The only positive for lunch-time workout hour I can see post-Lockdown is that with the rise of Working From Home, actual office workers might be in scarcer supply in the big cities.
But conversely, they will be more prevalent in suburbia. Understand your area and the behaviour patterns of the Gym-Goers in your area for the best, least stressful results.
So you want to use the Best Machines and Equipment?
Every Gym or Fitness Club I’ve ever been to has had certain pieces of equipment in short supply. Sometimes it isn’t even for a lack of trying on the Gym’s part. I’ve seen 3 to 4 Chest Press Machines all be consistently full during a 1 to 2 hour period. Sometimes you just can’t plan for the demand.
As I covered in the last section, this problem is only going to become more acute for, at the very least, a while after the Covid-19 lockdown is lifted.
Gyms and Fitness Clubs will be rightly prioritising hygiene and unfortunately that will result in long cleaning times, especially on the desirable machines.
The implication of this is that if you want to do a workout at your own pace, you are going to have to find a comparatively quiet time, or series of quiet times.
One semi-reliably quiet time at the moment seems to be the very early morning. Getting your workout in while it is still dark out can be a challenge, but also very rewarding. The lack of distraction on that cursed mobile phone we all have will do you the world of good. And, at least for me, starting the day at the Gym really feels like I’ve achieved something before the rest of the world is awake.
If you like structure and minimal wait time between equipment use, then starting the day at the Gym can be a real boon. But as we covered earlier, if your biological clock isn’t ringing until 11:30am, this might not be the one for you.
Closing Thoughts: On Convenience, and whether to be Consistent or Consistently Inconsistent?
Convenience is a double-edged sword, as you might’ve reflected as you read my thoughts on this matter. Any time that might work well for you, might work well for other people.
As such, it becomes important to understand who you are sharing a Gym or Fitness Club environment with. If 40% of the membership is there at 6am everyday, then perhaps it is time to consider going after work.

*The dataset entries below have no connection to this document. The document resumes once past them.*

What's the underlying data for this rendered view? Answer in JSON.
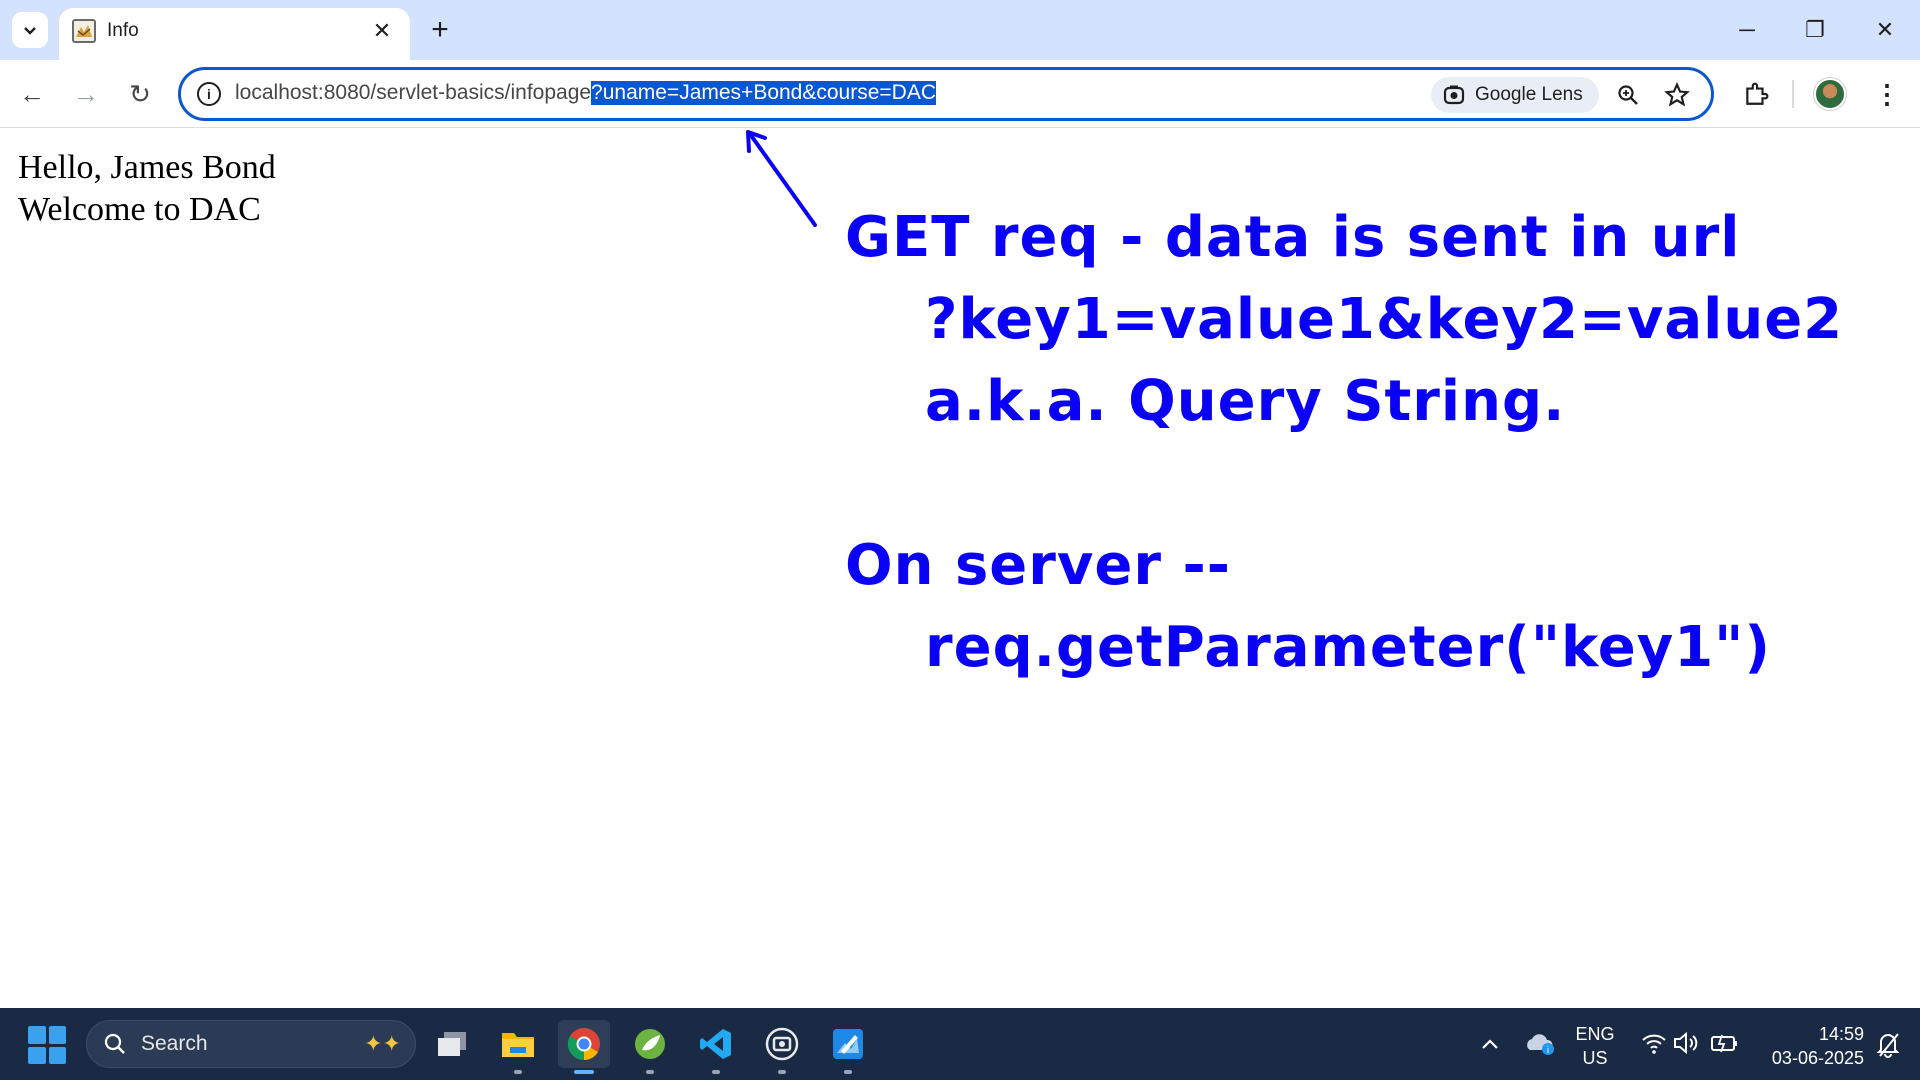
{
  "browser": {
    "tab": {
      "title": "Info",
      "close_glyph": "✕"
    },
    "new_tab_glyph": "+",
    "window_controls": {
      "minimize": "─",
      "restore": "❐",
      "close": "✕"
    },
    "nav": {
      "back": "←",
      "forward": "→",
      "reload": "↻"
    },
    "url": {
      "base": "localhost:8080/servlet-basics/infopage",
      "query_selected": "?uname=James+Bond&course=DAC"
    },
    "lens_label": "Google Lens",
    "menu_glyph": "⋮"
  },
  "page": {
    "line1": "Hello, James Bond",
    "line2": "Welcome to DAC"
  },
  "annotations": {
    "line1": "GET req - data is sent in url",
    "line2": "?key1=value1&key2=value2",
    "line3": "a.k.a. Query String.",
    "line4": "On server --",
    "line5": "req.getParameter(\"key1\")",
    "color": "#0a00f5"
  },
  "taskbar": {
    "search_label": "Search",
    "language": {
      "lang": "ENG",
      "region": "US"
    },
    "clock": {
      "time": "14:59",
      "date": "03-06-2025"
    },
    "apps": [
      "task-view-icon",
      "file-explorer-icon",
      "chrome-icon",
      "spring-tools-icon",
      "vscode-icon",
      "snipping-tool-icon",
      "paint-icon"
    ]
  },
  "colors": {
    "accent": "#0b57d0",
    "tabstrip": "#d3e3fd",
    "taskbar": "#1b2a44"
  }
}
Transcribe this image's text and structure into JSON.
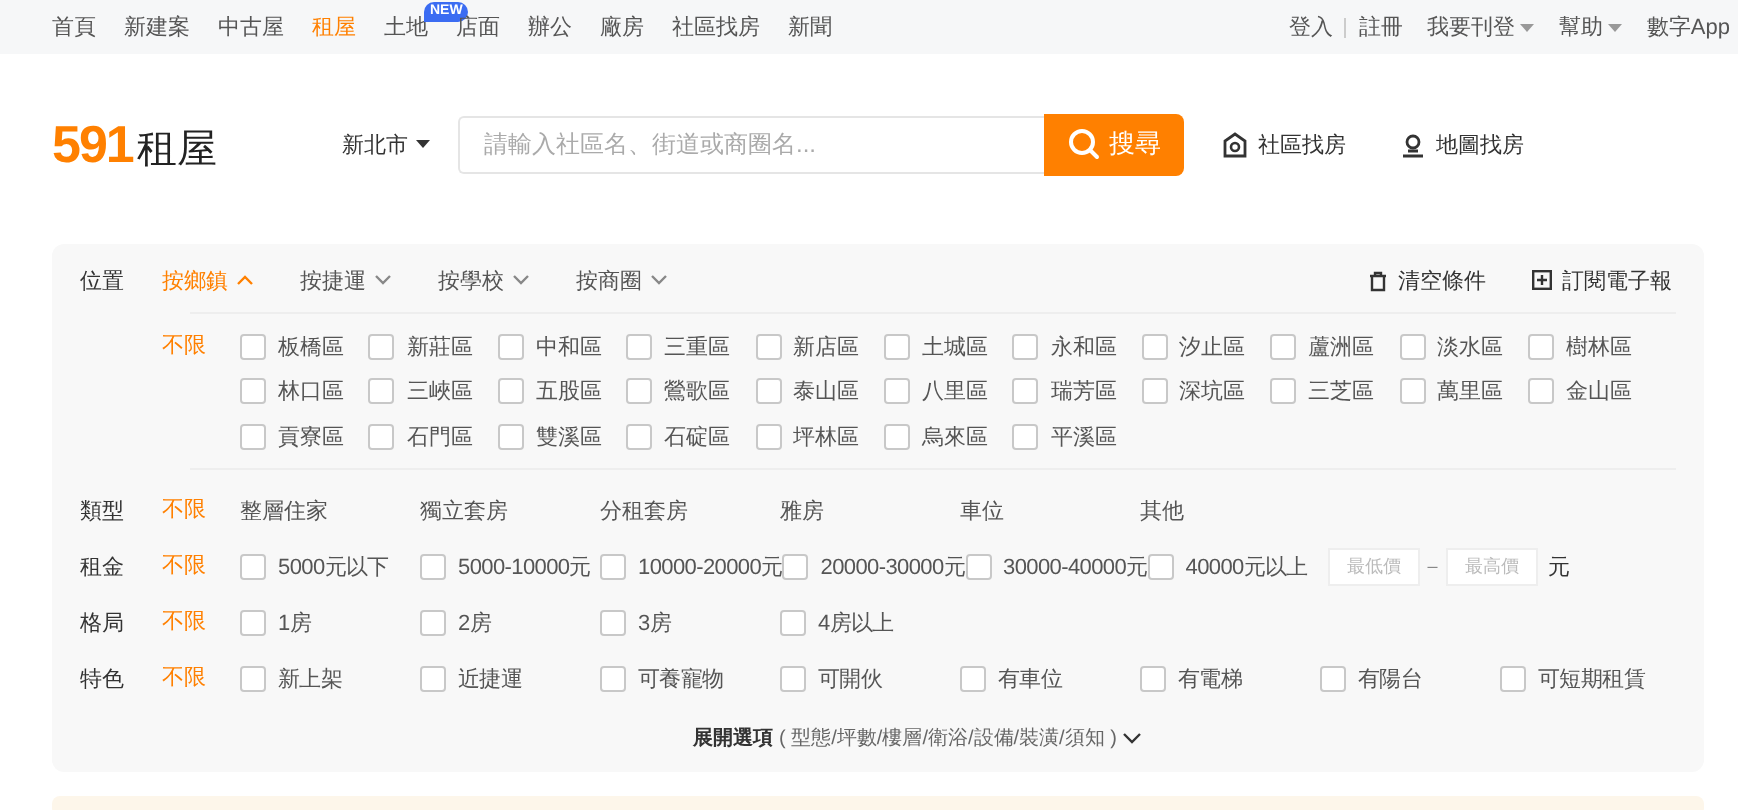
{
  "top_nav": {
    "items": [
      {
        "label": "首頁",
        "selected": false
      },
      {
        "label": "新建案",
        "selected": false
      },
      {
        "label": "中古屋",
        "selected": false
      },
      {
        "label": "租屋",
        "selected": true
      },
      {
        "label": "土地",
        "selected": false,
        "badge": "NEW"
      },
      {
        "label": "店面",
        "selected": false
      },
      {
        "label": "辦公",
        "selected": false
      },
      {
        "label": "廠房",
        "selected": false
      },
      {
        "label": "社區找房",
        "selected": false
      },
      {
        "label": "新聞",
        "selected": false
      }
    ],
    "right": [
      {
        "label": "登入",
        "kind": "link"
      },
      {
        "label": "註冊",
        "kind": "link"
      },
      {
        "label": "我要刊登",
        "kind": "dropdown"
      },
      {
        "label": "幫助",
        "kind": "dropdown"
      },
      {
        "label": "數字App",
        "kind": "link"
      }
    ]
  },
  "header": {
    "logo_number": "591",
    "logo_text": "租屋",
    "city": "新北市",
    "search": {
      "placeholder": "請輸入社區名、街道或商圈名...",
      "button": "搜尋"
    },
    "links": [
      {
        "label": "社區找房",
        "kind": "community"
      },
      {
        "label": "地圖找房",
        "kind": "map"
      }
    ]
  },
  "filters": {
    "location": {
      "label": "位置",
      "tabs": [
        {
          "label": "按鄉鎮",
          "selected": true
        },
        {
          "label": "按捷運",
          "selected": false
        },
        {
          "label": "按學校",
          "selected": false
        },
        {
          "label": "按商圈",
          "selected": false
        }
      ],
      "actions": [
        {
          "label": "清空條件",
          "kind": "clear"
        },
        {
          "label": "訂閱電子報",
          "kind": "subscribe"
        }
      ],
      "any": {
        "label": "不限",
        "selected": true
      },
      "districts": [
        {
          "label": "板橋區",
          "checked": false
        },
        {
          "label": "新莊區",
          "checked": false
        },
        {
          "label": "中和區",
          "checked": false
        },
        {
          "label": "三重區",
          "checked": false
        },
        {
          "label": "新店區",
          "checked": false
        },
        {
          "label": "土城區",
          "checked": false
        },
        {
          "label": "永和區",
          "checked": false
        },
        {
          "label": "汐止區",
          "checked": false
        },
        {
          "label": "蘆洲區",
          "checked": false
        },
        {
          "label": "淡水區",
          "checked": false
        },
        {
          "label": "樹林區",
          "checked": false
        },
        {
          "label": "林口區",
          "checked": false
        },
        {
          "label": "三峽區",
          "checked": false
        },
        {
          "label": "五股區",
          "checked": false
        },
        {
          "label": "鶯歌區",
          "checked": false
        },
        {
          "label": "泰山區",
          "checked": false
        },
        {
          "label": "八里區",
          "checked": false
        },
        {
          "label": "瑞芳區",
          "checked": false
        },
        {
          "label": "深坑區",
          "checked": false
        },
        {
          "label": "三芝區",
          "checked": false
        },
        {
          "label": "萬里區",
          "checked": false
        },
        {
          "label": "金山區",
          "checked": false
        },
        {
          "label": "貢寮區",
          "checked": false
        },
        {
          "label": "石門區",
          "checked": false
        },
        {
          "label": "雙溪區",
          "checked": false
        },
        {
          "label": "石碇區",
          "checked": false
        },
        {
          "label": "坪林區",
          "checked": false
        },
        {
          "label": "烏來區",
          "checked": false
        },
        {
          "label": "平溪區",
          "checked": false
        }
      ]
    },
    "rows": [
      {
        "label": "類型",
        "any": {
          "label": "不限",
          "selected": true
        },
        "kind": "plain",
        "options": [
          {
            "label": "整層住家"
          },
          {
            "label": "獨立套房"
          },
          {
            "label": "分租套房"
          },
          {
            "label": "雅房"
          },
          {
            "label": "車位"
          },
          {
            "label": "其他"
          }
        ]
      },
      {
        "label": "租金",
        "any": {
          "label": "不限",
          "selected": true
        },
        "kind": "checkbox",
        "options": [
          {
            "label": "5000元以下",
            "checked": false
          },
          {
            "label": "5000-10000元",
            "checked": false
          },
          {
            "label": "10000-20000元",
            "checked": false
          },
          {
            "label": "20000-30000元",
            "checked": false
          },
          {
            "label": "30000-40000元",
            "checked": false
          },
          {
            "label": "40000元以上",
            "checked": false
          }
        ],
        "price_range": {
          "min_placeholder": "最低價",
          "separator": "–",
          "max_placeholder": "最高價",
          "unit": "元"
        }
      },
      {
        "label": "格局",
        "any": {
          "label": "不限",
          "selected": true
        },
        "kind": "checkbox",
        "options": [
          {
            "label": "1房",
            "checked": false
          },
          {
            "label": "2房",
            "checked": false
          },
          {
            "label": "3房",
            "checked": false
          },
          {
            "label": "4房以上",
            "checked": false
          }
        ]
      },
      {
        "label": "特色",
        "any": {
          "label": "不限",
          "selected": true
        },
        "kind": "checkbox",
        "options": [
          {
            "label": "新上架",
            "checked": false
          },
          {
            "label": "近捷運",
            "checked": false
          },
          {
            "label": "可養寵物",
            "checked": false
          },
          {
            "label": "可開伙",
            "checked": false
          },
          {
            "label": "有車位",
            "checked": false
          },
          {
            "label": "有電梯",
            "checked": false
          },
          {
            "label": "有陽台",
            "checked": false
          },
          {
            "label": "可短期租賃",
            "checked": false
          }
        ]
      }
    ],
    "expand": {
      "label": "展開選項",
      "detail": "( 型態/坪數/樓層/衛浴/設備/裝潢/須知 )",
      "expanded": false
    }
  }
}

And equally, as I’ve implied throughout this article, there is nothing saying you have to go at set times of the day. In his autobiography, Total Recall, Arnold Schwarzenegger talks about how he felt he got the most gain when he started training at two separate times of the day. And that seems to have worked well enough for him!
Jokes aside, the best time to visit the Gym will ultimately be the time that works for you. It sounds like a cop out, but it is the truth. Personally, I am someone who thrives when I am doing workouts at irregular times, depending on the day. Before lockdown I’d only ever be found in the Gym immediately after work on a Friday, because I knew it would be dead.
This sort of agile approach can allow you to access the great slots without locking yourself into bad slots. But it isn’t for everyone. I hope you can make the right decision for you, and I hope my thoughts have helped.